▸ **Task goal**:
Give the count of lines in the entries that include "button", and write nothing besides it.

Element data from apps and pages
^^^^^^^^

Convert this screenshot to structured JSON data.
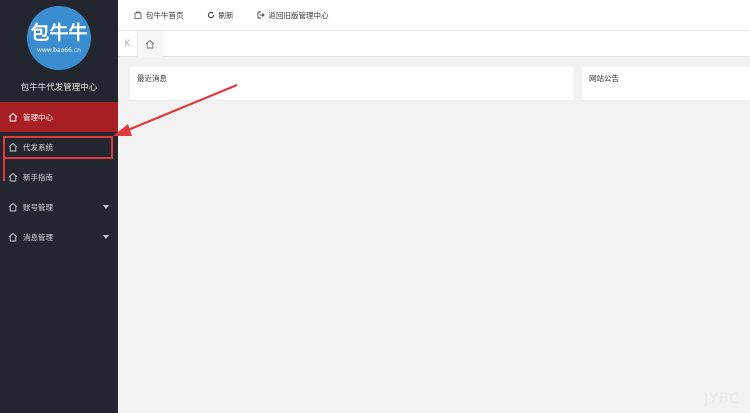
{
  "sidebar": {
    "logo_main": "包牛牛",
    "logo_url": "www.bao66.cn",
    "site_title": "包牛牛代发管理中心",
    "items": [
      {
        "label": "管理中心"
      },
      {
        "label": "代发系统"
      },
      {
        "label": "新手指南"
      },
      {
        "label": "账号管理"
      },
      {
        "label": "消息管理"
      }
    ]
  },
  "topbar": {
    "home_label": "包牛牛首页",
    "refresh_label": "刷新",
    "back_label": "返回旧版管理中心"
  },
  "tabbar": {
    "prev_symbol": "K"
  },
  "panels": {
    "messages_title": "最近消息",
    "notice_title": "网站公告"
  },
  "watermark": "JYBC",
  "colors": {
    "sidebar_bg": "#23262e",
    "active_bg": "#a71f24",
    "logo_bg": "#3a8ed0",
    "annotation": "#e0393e"
  }
}
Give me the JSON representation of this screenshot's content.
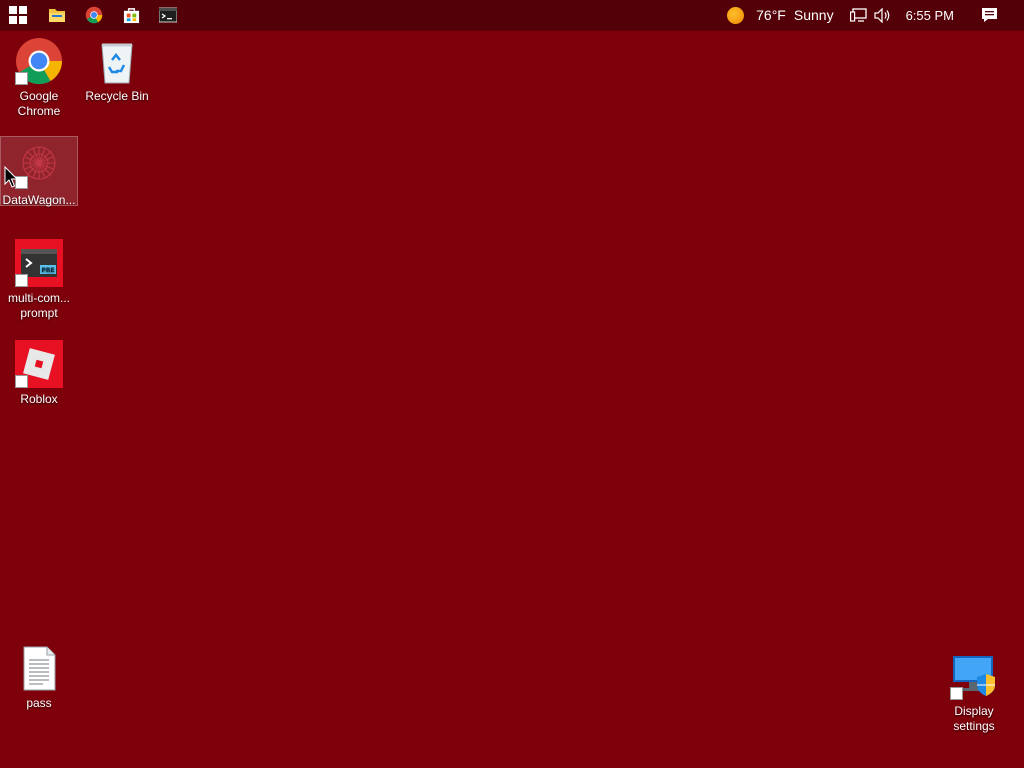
{
  "taskbar": {
    "pinned": [
      {
        "name": "start-button",
        "icon": "windows-logo-icon"
      },
      {
        "name": "file-explorer-button",
        "icon": "folder-icon"
      },
      {
        "name": "chrome-taskbar-button",
        "icon": "chrome-icon"
      },
      {
        "name": "store-button",
        "icon": "store-bag-icon"
      },
      {
        "name": "terminal-button",
        "icon": "terminal-icon"
      }
    ],
    "weather": {
      "temp": "76°F",
      "condition": "Sunny"
    },
    "clock": "6:55 PM"
  },
  "desktop": {
    "background_color": "#7e000b",
    "icons": [
      {
        "label": "Google Chrome",
        "label_lines": [
          "Google",
          "Chrome"
        ],
        "icon": "chrome-icon",
        "shortcut": true
      },
      {
        "label": "Recycle Bin",
        "label_lines": [
          "Recycle Bin"
        ],
        "icon": "recycle-bin-icon",
        "shortcut": false
      },
      {
        "label": "DataWagon...",
        "label_lines": [
          "DataWagon..."
        ],
        "icon": "datawagon-icon",
        "shortcut": true,
        "selected": true
      },
      {
        "label": "multi-com... prompt",
        "label_lines": [
          "multi-com...",
          "prompt"
        ],
        "icon": "terminal-preview-icon",
        "shortcut": true
      },
      {
        "label": "Roblox",
        "label_lines": [
          "Roblox"
        ],
        "icon": "roblox-icon",
        "shortcut": true
      },
      {
        "label": "pass",
        "label_lines": [
          "pass"
        ],
        "icon": "text-file-icon",
        "shortcut": false
      },
      {
        "label": "Display settings",
        "label_lines": [
          "Display",
          "settings"
        ],
        "icon": "display-settings-icon",
        "shortcut": true
      }
    ]
  }
}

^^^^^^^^

▸ **Solution to this task**:
5